5. Green tea

Did you know that 15 000 cups of green tea are consumed worldwide each second? This isn’t the only most consumed drink in the world, but it is also very healthy because it contains polyphenols that have antibacterial and antifungal properties. It is useful in melanoma, kidney cancer, leukemia, prostate and breast cancer. The strongest green tea is Sencha (the Japanese ryokucha) which is made into the green tea beverage by infusing the processed whole tea leaves in hot water. Green tea can be a very potent natural drug if consumed three times per day for a long period of time.


6. Berries

This group includes strawberries, blackberries, blueberries and others. It containts polyphenols (ellagic acid) that prevent tumor proliferation and inhibits cell division. The antocyanins they contain give them color, maintain tumor latency and reduce estrogen synthesis.


7. Omega-3 fatty acids

They can be found in plants (walnuts, pine seeds, green algae, olive oil) and in animals (salmon, sardines, trout and tuna). Omega-3 fatty acids aren’t synthesized within the human body, therefore it is essential they are taken from foods. It is advised to consume fish twice each week and a fistful of walnuts each day. These compounds protect the cardiovascular system, reduce cholesterol and have anti-inflammatory properties. They are useful in pancreatic cancer, colon cancer and breast cancer.


8. Tomatoes

They contain an active substance called lycopene that has the highest concentration in tomato paste. It is ideal to eat tomatoes or their derived products at least twice a week as it is very useful in preventing prostate cancer.


9. Citrus fruits

They contain active substances that are good antioxidants against esophageal cancer, mouth cancer, laryngeal cancer, stomach cancer and leukemia. It is important to remember that grapefruit shouldn’t be consumed when following a prescribed drug treatment as it tends to accumulate drugs within the body, preventing them from being eliminated. The high amounts of drugs that accumulate can sometimes lead to death.

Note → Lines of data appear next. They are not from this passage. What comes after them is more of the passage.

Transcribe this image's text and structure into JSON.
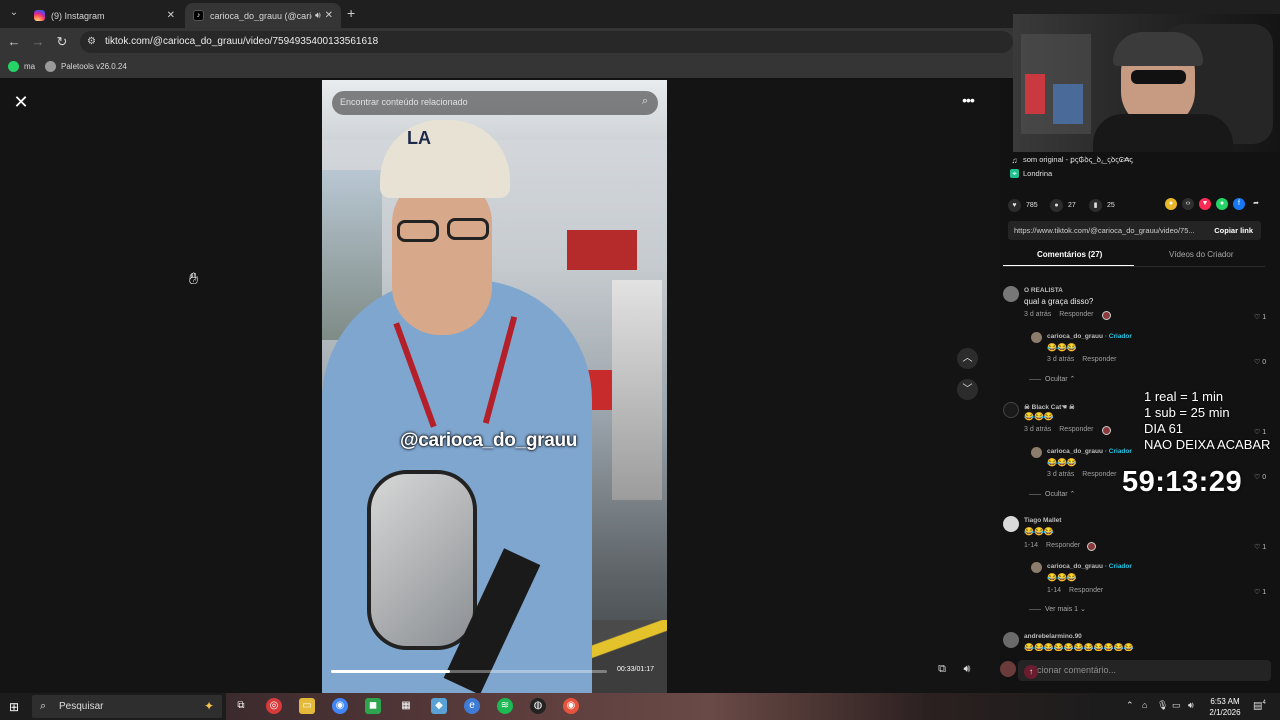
{
  "browser": {
    "tabs": [
      {
        "label": "(9) Instagram",
        "icon": "instagram-icon",
        "active": false
      },
      {
        "label": "carioca_do_grauu (@carioca",
        "icon": "tiktok-icon",
        "active": true
      }
    ],
    "url": "tiktok.com/@carioca_do_grauu/video/7594935400133561618",
    "bookmarks": [
      {
        "label": "ma",
        "icon": "whatsapp-icon"
      },
      {
        "label": "Paletools v26.0.24",
        "icon": "globe-icon"
      }
    ]
  },
  "video": {
    "search_placeholder": "Encontrar conteúdo relacionado",
    "caption": "@carioca_do_grauu",
    "time_current": "00:33",
    "time_total": "01:17",
    "timecode": "00:33/01:17",
    "progress": 0.43
  },
  "panel": {
    "sound": "som original - ꝑꞔ₲ꝺꞔ_ꝺ⁁_ꞔꝺꞔ₢₳ꞔ",
    "location": "Londrina",
    "likes": "785",
    "comments": "27",
    "saves": "25",
    "link": "https://www.tiktok.com/@carioca_do_grauu/video/75...",
    "copy_label": "Copiar link",
    "tab_comments": "Comentários (27)",
    "tab_videos": "Vídeos do Criador"
  },
  "comments": [
    {
      "user": "O REALISTA",
      "text": "qual a graça disso?",
      "time": "3 d atrás",
      "reply": "Responder",
      "likes": "1"
    },
    {
      "user": "carioca_do_grauu",
      "creator": "· Criador",
      "text": "😂😂😂",
      "time": "3 d atrás",
      "reply": "Responder",
      "likes": "0"
    },
    {
      "toggle": "Ocultar ⌃"
    },
    {
      "user": "☠︎ Black Cat☚ ☠︎",
      "text": "😂😂😂",
      "time": "3 d atrás",
      "reply": "Responder",
      "likes": "1"
    },
    {
      "user": "carioca_do_grauu",
      "creator": "· Criador",
      "text": "😂😂😂",
      "time": "3 d atrás",
      "reply": "Responder",
      "likes": "0"
    },
    {
      "toggle": "Ocultar ⌃"
    },
    {
      "user": "Tiago Mallet",
      "text": "😂😂😂",
      "time": "1-14",
      "reply": "Responder",
      "likes": "1"
    },
    {
      "user": "carioca_do_grauu",
      "creator": "· Criador",
      "text": "😂😂😂",
      "time": "1-14",
      "reply": "Responder",
      "likes": "1"
    },
    {
      "toggle": "Ver mais 1 ⌄"
    },
    {
      "user": "andrebelarmino.90",
      "text": "😂😂😂😂😂😂😂😂😂😂😂"
    }
  ],
  "comment_input_placeholder": "Adicionar comentário...",
  "stream_overlay": {
    "lines": [
      "1 real = 1 min",
      "1 sub = 25 min",
      "DIA 61",
      "NAO DEIXA ACABAR"
    ],
    "timer": "59:13:29"
  },
  "taskbar": {
    "search_label": "Pesquisar",
    "time": "6:53 AM",
    "date": "2/1/2026",
    "notifications": "4"
  },
  "colors": {
    "accent_tiktok": "#fe2c55",
    "creator_badge": "#27c4e2"
  }
}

10. Red wine

The recommended dose of red wine each day is 250 ml because it can decrease the risk of death by 25-30 % due to cancer or cardiovascular disease. Red wine contains resveratrol, a substance that reduces cholesterol, inhibits blood clotting and it is very active in breast cancer, prostate cancer, colon cancer and esophageal cancer. In countries where the consumption of red wine is reduced there is a higher mortality caused by heart disease (Finland, USA, Canada), while in Italy and France, where high quantities are consumed, the incidence of such disease is extremely reduced. Also, it is important to remember that red wine’s potency is 6 times over that of white wine.

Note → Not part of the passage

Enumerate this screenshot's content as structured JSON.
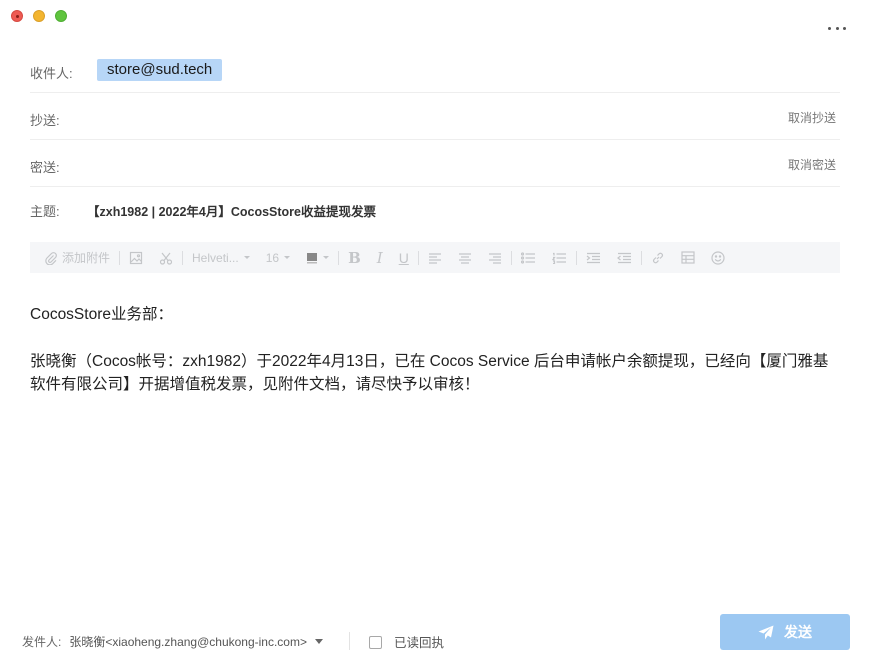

11. Dark chocolate

This product is obtained from the fruit of the Theobroma cacao tree and it contains polyphenols that are active in cardiovascular disease and various forms of cancers. The recommended daily dose is 40 grams.

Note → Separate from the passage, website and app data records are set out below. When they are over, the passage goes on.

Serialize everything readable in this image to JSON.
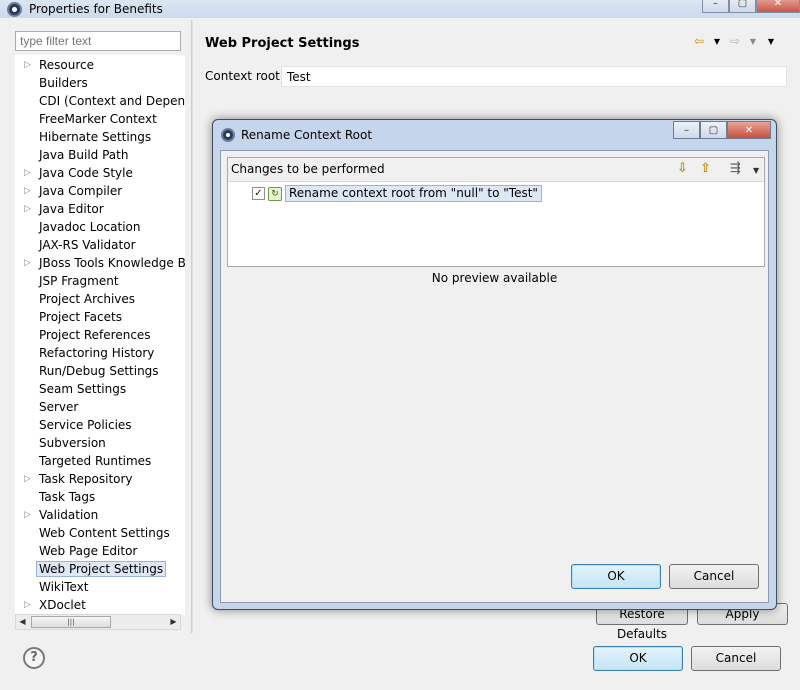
{
  "window": {
    "title": "Properties for Benefits",
    "minimize": "–",
    "maximize": "▢",
    "close": "✕"
  },
  "filter": {
    "placeholder": "type filter text"
  },
  "tree": {
    "items": [
      {
        "label": "Resource",
        "expandable": true
      },
      {
        "label": "Builders",
        "expandable": false
      },
      {
        "label": "CDI (Context and Dependency Injection)",
        "expandable": false
      },
      {
        "label": "FreeMarker Context",
        "expandable": false
      },
      {
        "label": "Hibernate Settings",
        "expandable": false
      },
      {
        "label": "Java Build Path",
        "expandable": false
      },
      {
        "label": "Java Code Style",
        "expandable": true
      },
      {
        "label": "Java Compiler",
        "expandable": true
      },
      {
        "label": "Java Editor",
        "expandable": true
      },
      {
        "label": "Javadoc Location",
        "expandable": false
      },
      {
        "label": "JAX-RS Validator",
        "expandable": false
      },
      {
        "label": "JBoss Tools Knowledge Base",
        "expandable": true
      },
      {
        "label": "JSP Fragment",
        "expandable": false
      },
      {
        "label": "Project Archives",
        "expandable": false
      },
      {
        "label": "Project Facets",
        "expandable": false
      },
      {
        "label": "Project References",
        "expandable": false
      },
      {
        "label": "Refactoring History",
        "expandable": false
      },
      {
        "label": "Run/Debug Settings",
        "expandable": false
      },
      {
        "label": "Seam Settings",
        "expandable": false
      },
      {
        "label": "Server",
        "expandable": false
      },
      {
        "label": "Service Policies",
        "expandable": false
      },
      {
        "label": "Subversion",
        "expandable": false
      },
      {
        "label": "Targeted Runtimes",
        "expandable": false
      },
      {
        "label": "Task Repository",
        "expandable": true
      },
      {
        "label": "Task Tags",
        "expandable": false
      },
      {
        "label": "Validation",
        "expandable": true
      },
      {
        "label": "Web Content Settings",
        "expandable": false
      },
      {
        "label": "Web Page Editor",
        "expandable": false
      },
      {
        "label": "Web Project Settings",
        "expandable": false,
        "selected": true
      },
      {
        "label": "WikiText",
        "expandable": false
      },
      {
        "label": "XDoclet",
        "expandable": true
      }
    ]
  },
  "page": {
    "title": "Web Project Settings",
    "context_root_label": "Context root:",
    "context_root_value": "Test",
    "restore_defaults": "Restore Defaults",
    "apply": "Apply"
  },
  "footer": {
    "help": "?",
    "ok": "OK",
    "cancel": "Cancel"
  },
  "dialog": {
    "title": "Rename Context Root",
    "changes_label": "Changes to be performed",
    "change_text": "Rename context root from \"null\" to \"Test\"",
    "change_checked": true,
    "no_preview": "No preview available",
    "ok": "OK",
    "cancel": "Cancel"
  }
}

Lastly, there are certain foods that you need to avoid if you want to prevent cancer development:

– pickles

– smoked foods

– fast-food

– excessive amounts of alcohol

– foods that have been fried in oil for a long period of time